==== RECORDS TO USE

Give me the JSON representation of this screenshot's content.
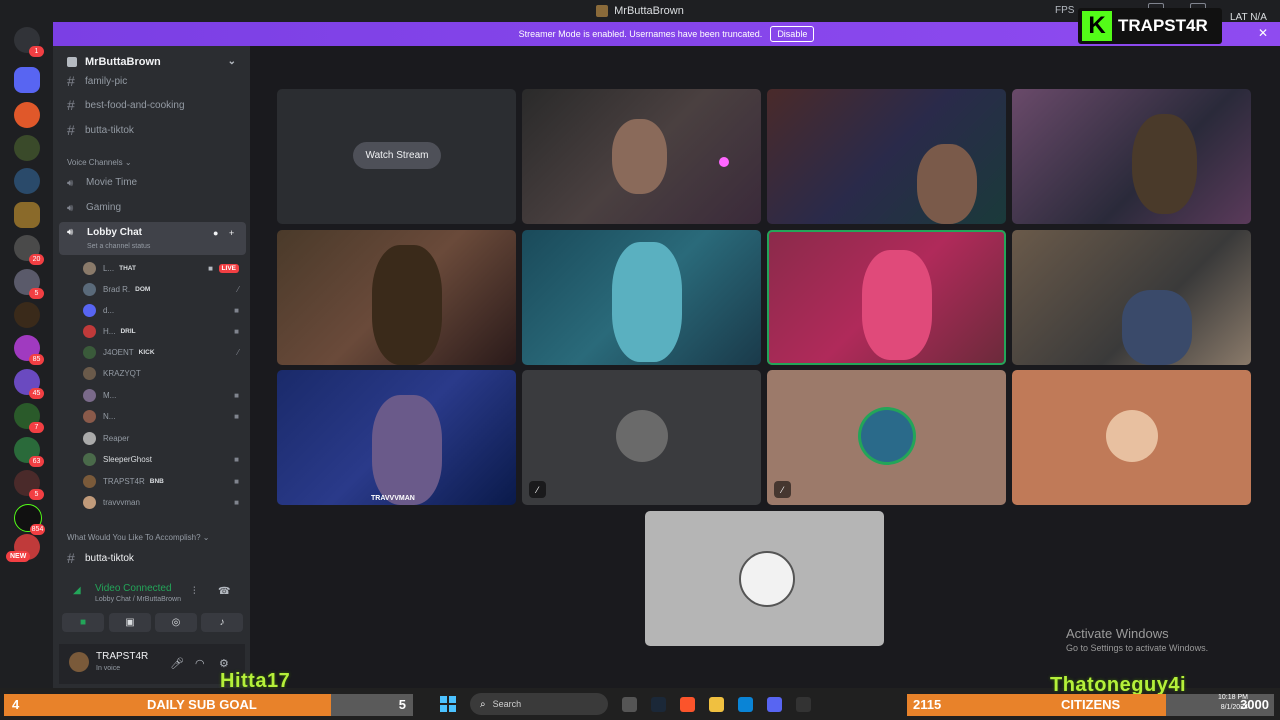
{
  "window": {
    "title": "MrButtaBrown",
    "fps_label": "FPS",
    "lat_label": "LAT",
    "lat_value": "N/A"
  },
  "banner": {
    "text": "Streamer Mode is enabled. Usernames have been truncated.",
    "disable_label": "Disable",
    "close_icon": "close-icon"
  },
  "kick_overlay": {
    "logo_letter": "K",
    "name": "TRAPST4R",
    "brand_color": "#53fc18"
  },
  "server_rail": {
    "badges": [
      "1",
      "20",
      "5",
      "85",
      "45",
      "7",
      "63",
      "5",
      "854"
    ],
    "new_label": "NEW"
  },
  "sidebar": {
    "server_name": "MrButtaBrown",
    "text_channels_top": [
      "family-pic",
      "best-food-and-cooking",
      "butta-tiktok"
    ],
    "voice_category": "Voice Channels",
    "voice_channels": [
      "Movie Time",
      "Gaming"
    ],
    "active_voice": {
      "name": "Lobby Chat",
      "status": "Set a channel status"
    },
    "members": [
      {
        "name": "L...",
        "tag": "THAT",
        "live": "LIVE"
      },
      {
        "name": "Brad R.",
        "tag": "DOM"
      },
      {
        "name": "d...",
        "tag": ""
      },
      {
        "name": "H...",
        "tag": "DRIL"
      },
      {
        "name": "J4OENT",
        "tag": "KICK"
      },
      {
        "name": "KRAZYQT",
        "tag": ""
      },
      {
        "name": "M...",
        "tag": ""
      },
      {
        "name": "N...",
        "tag": ""
      },
      {
        "name": "Reaper",
        "tag": ""
      },
      {
        "name": "SleeperGhost",
        "tag": ""
      },
      {
        "name": "TRAPST4R",
        "tag": "BNB"
      },
      {
        "name": "travvvman",
        "tag": ""
      }
    ],
    "category_bottom": "What Would You Like To Accomplish?",
    "text_channel_bottom": "butta-tiktok"
  },
  "voice_panel": {
    "status": "Video Connected",
    "location": "Lobby Chat / MrButtaBrown"
  },
  "user_panel": {
    "username": "TRAPST4R",
    "status": "In voice"
  },
  "stage": {
    "watch_stream_label": "Watch Stream",
    "tile_label_travv": "TRAVVVMAN"
  },
  "watermark": {
    "title": "Activate Windows",
    "subtitle": "Go to Settings to activate Windows."
  },
  "overlays": {
    "left_name": "Hitta17",
    "right_name": "Thatoneguy4i",
    "sub_goal": {
      "current": "4",
      "label": "DAILY SUB GOAL",
      "target": "5",
      "progress": 0.8
    },
    "citizens": {
      "current": "2115",
      "label": "CITIZENS",
      "target": "3000",
      "progress": 0.705
    }
  },
  "taskbar": {
    "search_placeholder": "Search",
    "time": "10:18 PM",
    "date": "8/1/2024"
  },
  "colors": {
    "discord_bg": "#1e1f22",
    "sidebar_bg": "#2b2d31",
    "banner": "#8f4bf0",
    "speaking": "#23a559",
    "live": "#f23f43",
    "goal_fill": "#e8822a"
  }
}
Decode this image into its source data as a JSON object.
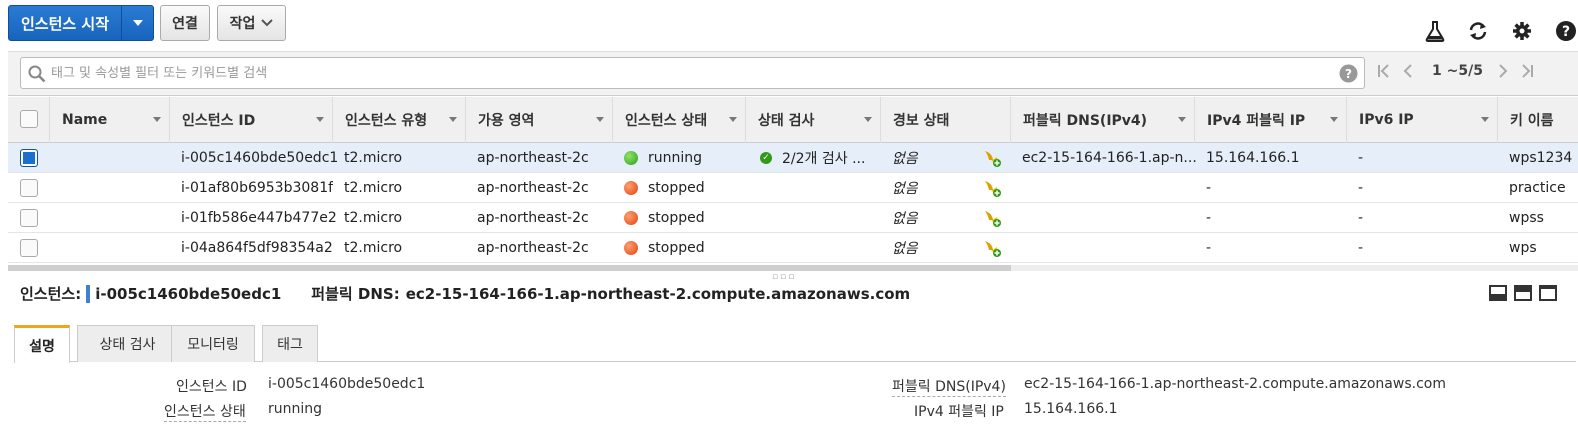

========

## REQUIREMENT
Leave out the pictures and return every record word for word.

## OUTPUT FOR THIS EXERCISE
Give me the JSON representation of this screenshot's content.
{
  "window": {
    "title": "MrButtaBrown",
    "fps_label": "FPS",
    "lat_label": "LAT",
    "lat_value": "N/A"
  },
  "banner": {
    "text": "Streamer Mode is enabled. Usernames have been truncated.",
    "disable_label": "Disable",
    "close_icon": "close-icon"
  },
  "kick_overlay": {
    "logo_letter": "K",
    "name": "TRAPST4R",
    "brand_color": "#53fc18"
  },
  "server_rail": {
    "badges": [
      "1",
      "20",
      "5",
      "85",
      "45",
      "7",
      "63",
      "5",
      "854"
    ],
    "new_label": "NEW"
  },
  "sidebar": {
    "server_name": "MrButtaBrown",
    "text_channels_top": [
      "family-pic",
      "best-food-and-cooking",
      "butta-tiktok"
    ],
    "voice_category": "Voice Channels",
    "voice_channels": [
      "Movie Time",
      "Gaming"
    ],
    "active_voice": {
      "name": "Lobby Chat",
      "status": "Set a channel status"
    },
    "members": [
      {
        "name": "L...",
        "tag": "THAT",
        "live": "LIVE"
      },
      {
        "name": "Brad R.",
        "tag": "DOM"
      },
      {
        "name": "d...",
        "tag": ""
      },
      {
        "name": "H...",
        "tag": "DRIL"
      },
      {
        "name": "J4OENT",
        "tag": "KICK"
      },
      {
        "name": "KRAZYQT",
        "tag": ""
      },
      {
        "name": "M...",
        "tag": ""
      },
      {
        "name": "N...",
        "tag": ""
      },
      {
        "name": "Reaper",
        "tag": ""
      },
      {
        "name": "SleeperGhost",
        "tag": ""
      },
      {
        "name": "TRAPST4R",
        "tag": "BNB"
      },
      {
        "name": "travvvman",
        "tag": ""
      }
    ],
    "category_bottom": "What Would You Like To Accomplish?",
    "text_channel_bottom": "butta-tiktok"
  },
  "voice_panel": {
    "status": "Video Connected",
    "location": "Lobby Chat / MrButtaBrown"
  },
  "user_panel": {
    "username": "TRAPST4R",
    "status": "In voice"
  },
  "stage": {
    "watch_stream_label": "Watch Stream",
    "tile_label_travv": "TRAVVVMAN"
  },
  "watermark": {
    "title": "Activate Windows",
    "subtitle": "Go to Settings to activate Windows."
  },
  "overlays": {
    "left_name": "Hitta17",
    "right_name": "Thatoneguy4i",
    "sub_goal": {
      "current": "4",
      "label": "DAILY SUB GOAL",
      "target": "5",
      "progress": 0.8
    },
    "citizens": {
      "current": "2115",
      "label": "CITIZENS",
      "target": "3000",
      "progress": 0.705
    }
  },
  "taskbar": {
    "search_placeholder": "Search",
    "time": "10:18 PM",
    "date": "8/1/2024"
  },
  "colors": {
    "discord_bg": "#1e1f22",
    "sidebar_bg": "#2b2d31",
    "banner": "#8f4bf0",
    "speaking": "#23a559",
    "live": "#f23f43",
    "goal_fill": "#e8822a"
  }
}
Decode this image into its source data as a JSON object.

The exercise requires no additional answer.